There is, of course, the coalition of forces that one must work, dance and contend with to move a case over the finish line. But in this mix of players there is always the risk that the case will be sidelined in a sea of mistrust, cynical bickering, credit-taking (and false reporting), and time-wasting handholding, all talk and no action.
To guard against such situations, Thomas Moore and I became an indivisible army of two on the Dee and Moore case. We created a critical mass of trust that carried and insulated us. We accepted offers of help when they came our way yet quickly moved past those who wouldn't help or put roadblocks in our path. We preferred direct engagement. That meant knocking on doors, confronting people, dealing personally with the authorities. Doing so allowed us to use information we had gathered ourselves to leverage the case forward.
Similar bonds of trust exist among a small group of journalists, born out of their work on civil rights cold case reporting. It is to them that I turned a few years ago in an attempt to find ways to nurture collaboration and companionship. Today our partnership has a name, the Civil Rights Cold Case Project, and a website
. Based at the Center for Investigative Reporting
, the project is coordinated by that nonprofit news site's executive director Robert J. Rosenthal
, and it partners with the Canadian company Paperny Films.
My greatest joy is found in filming the uncovering of truth as it happens. This means that at times I have to investigate and document simultaneously, developing and experiencing the story as I (preferably) work with family members to propel it forward. Some people devote their lives to collecting antiques, or rare books, or knives, coins or guns; working these cases is my obsession.
In 2004, I found out about the Dee and Moore case from an old 16-millimeter film made by the Canadian Broadcasting Corporation (CBC) in 1964. Fleeting shots of Dee's body being taken from the river on July 12, 1964 intrigued me, mostly because of what I felt was missing from the narrative—a sense of who this man was and why his life ended this way. I wanted to tell Dee's story—and eventually both victims' stories. Being Canadian didn't matter. I don't have to be from Mississippi to make a difference there.
Finding a name in a document and matching it with a current address is a kind of mystical experience for me. Someone with information. Someone to talk with. And the locations of the murders carry their own resonance for me—each a forgotten ground zero. Federal Bureau of Investigation documents known as 302's are a sweet find, but I'll take photographs, local investigative files, unknown witnesses, recorded phone calls, and confrontations on doorsteps any day of the week.
With the help of a trusting cadre of family members and fellow investigators, there is little that can stand in the way of a relentless search. Recent developments in the Dee and Moore case include an out-of-court settlement for an undisclosed sum in a civil suit brought against Franklin County, Mississippi over the sheriff department's involvement in obfuscating the murder. Importantly, new ground was broken in July in the process of reconciliation between Moore and Edwards, the Klan perpetrator. I was able to film those emotional moments and soon they will be broadcast on CBC as an update to "Mississippi Cold Case." To do this, I returned to Mississippi once again with Moore. "The mission continues," he loves to say. And so it does.

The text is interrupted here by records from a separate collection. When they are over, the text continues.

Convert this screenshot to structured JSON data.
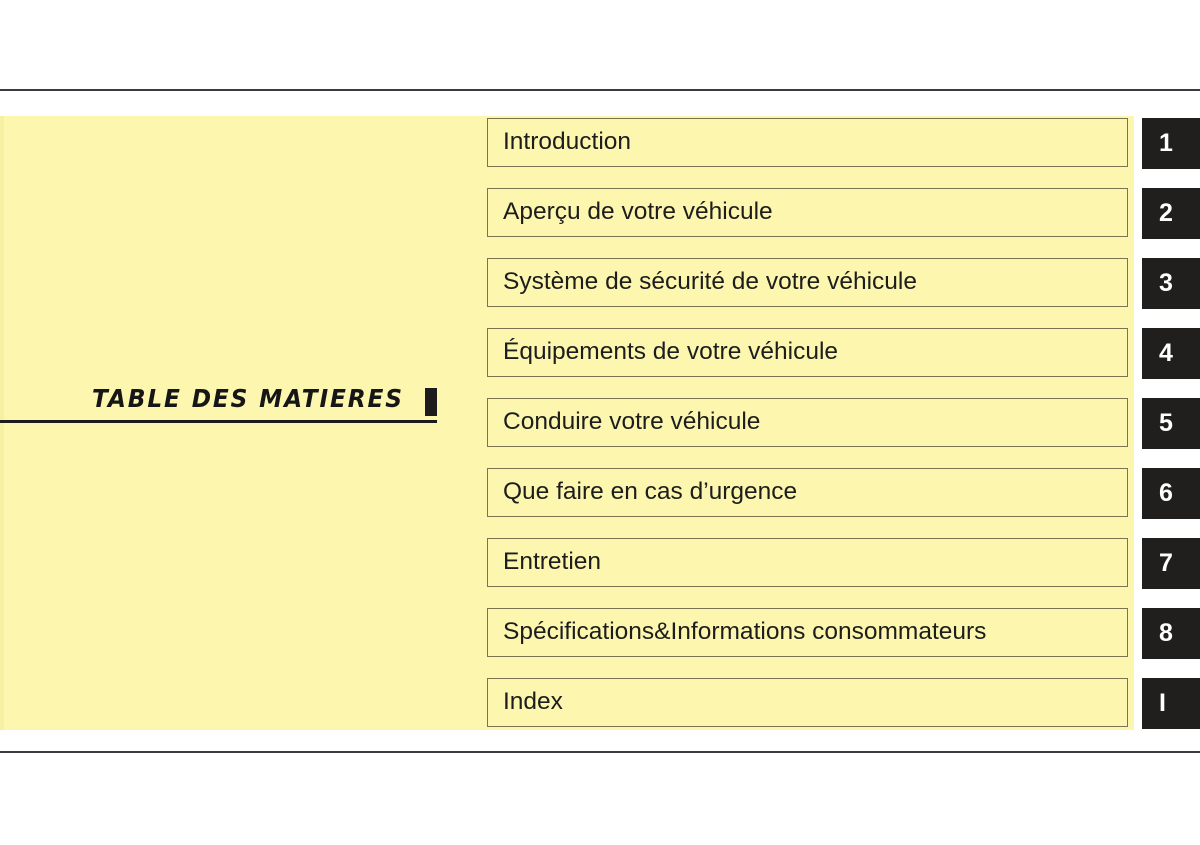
{
  "document": {
    "title_block": {
      "title": "TABLE  DES  MATIERES"
    },
    "colors": {
      "panel_background": "#fcf6ae",
      "row_border": "#7b7450",
      "tab_background": "#211f1d",
      "tab_text": "#ffffff",
      "body_text": "#1d1d1d",
      "rule": "#3b3b42"
    },
    "chapters": [
      {
        "label": "Introduction",
        "tab": "1"
      },
      {
        "label": "Aperçu de votre véhicule",
        "tab": "2"
      },
      {
        "label": "Système de sécurité de votre véhicule",
        "tab": "3"
      },
      {
        "label": "Équipements de votre véhicule",
        "tab": "4"
      },
      {
        "label": "Conduire votre véhicule",
        "tab": "5"
      },
      {
        "label": "Que faire en cas d’urgence",
        "tab": "6"
      },
      {
        "label": "Entretien",
        "tab": "7"
      },
      {
        "label": "Spécifications&Informations consommateurs",
        "tab": "8"
      },
      {
        "label": "Index",
        "tab": "I"
      }
    ]
  }
}
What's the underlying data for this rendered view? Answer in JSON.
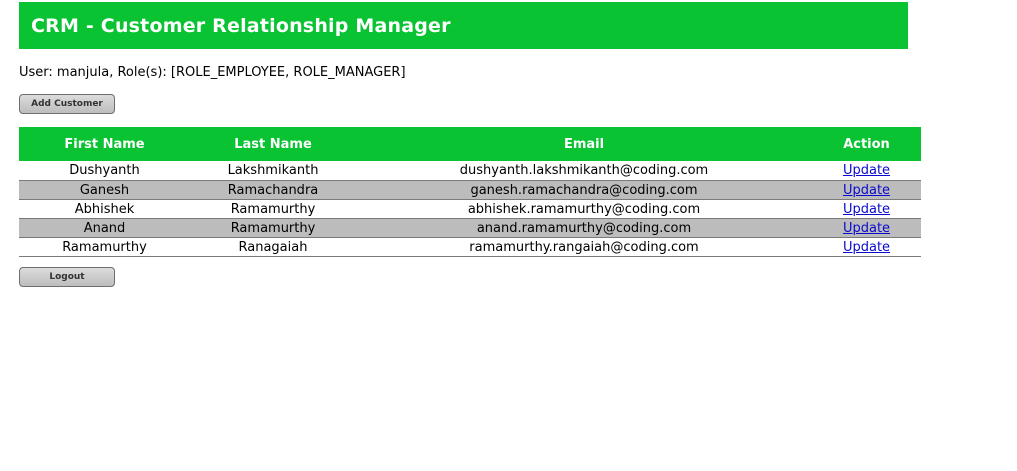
{
  "header": {
    "title": "CRM - Customer Relationship Manager"
  },
  "user_info": "User: manjula, Role(s): [ROLE_EMPLOYEE, ROLE_MANAGER]",
  "buttons": {
    "add_customer": "Add Customer",
    "logout": "Logout"
  },
  "table": {
    "headers": [
      "First Name",
      "Last Name",
      "Email",
      "Action"
    ],
    "rows": [
      {
        "first": "Dushyanth",
        "last": "Lakshmikanth",
        "email": "dushyanth.lakshmikanth@coding.com",
        "action": "Update"
      },
      {
        "first": "Ganesh",
        "last": "Ramachandra",
        "email": "ganesh.ramachandra@coding.com",
        "action": "Update"
      },
      {
        "first": "Abhishek",
        "last": "Ramamurthy",
        "email": "abhishek.ramamurthy@coding.com",
        "action": "Update"
      },
      {
        "first": "Anand",
        "last": "Ramamurthy",
        "email": "anand.ramamurthy@coding.com",
        "action": "Update"
      },
      {
        "first": "Ramamurthy",
        "last": "Ranagaiah",
        "email": "ramamurthy.rangaiah@coding.com",
        "action": "Update"
      }
    ]
  },
  "colors": {
    "header_green": "#09c332",
    "alt_row": "#bcbcbc",
    "link": "#0a0acc"
  }
}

David Ridgen, an independent filmmaker living in Toronto, made the documentary "Return to Mississippi" for the CBC in 2004 about the then-possible trial of Edgar Ray Killen, the case portrayed in the film "Mississippi Burning." From 2004 to 2007, he worked on his film "Mississippi Cold Case" for CBC about the Henry H. Dee and Charles E. Moore murders with Thomas Moore, the brother of one of the victims. He continues his documentary film work with reporters on civil rights era cold cases.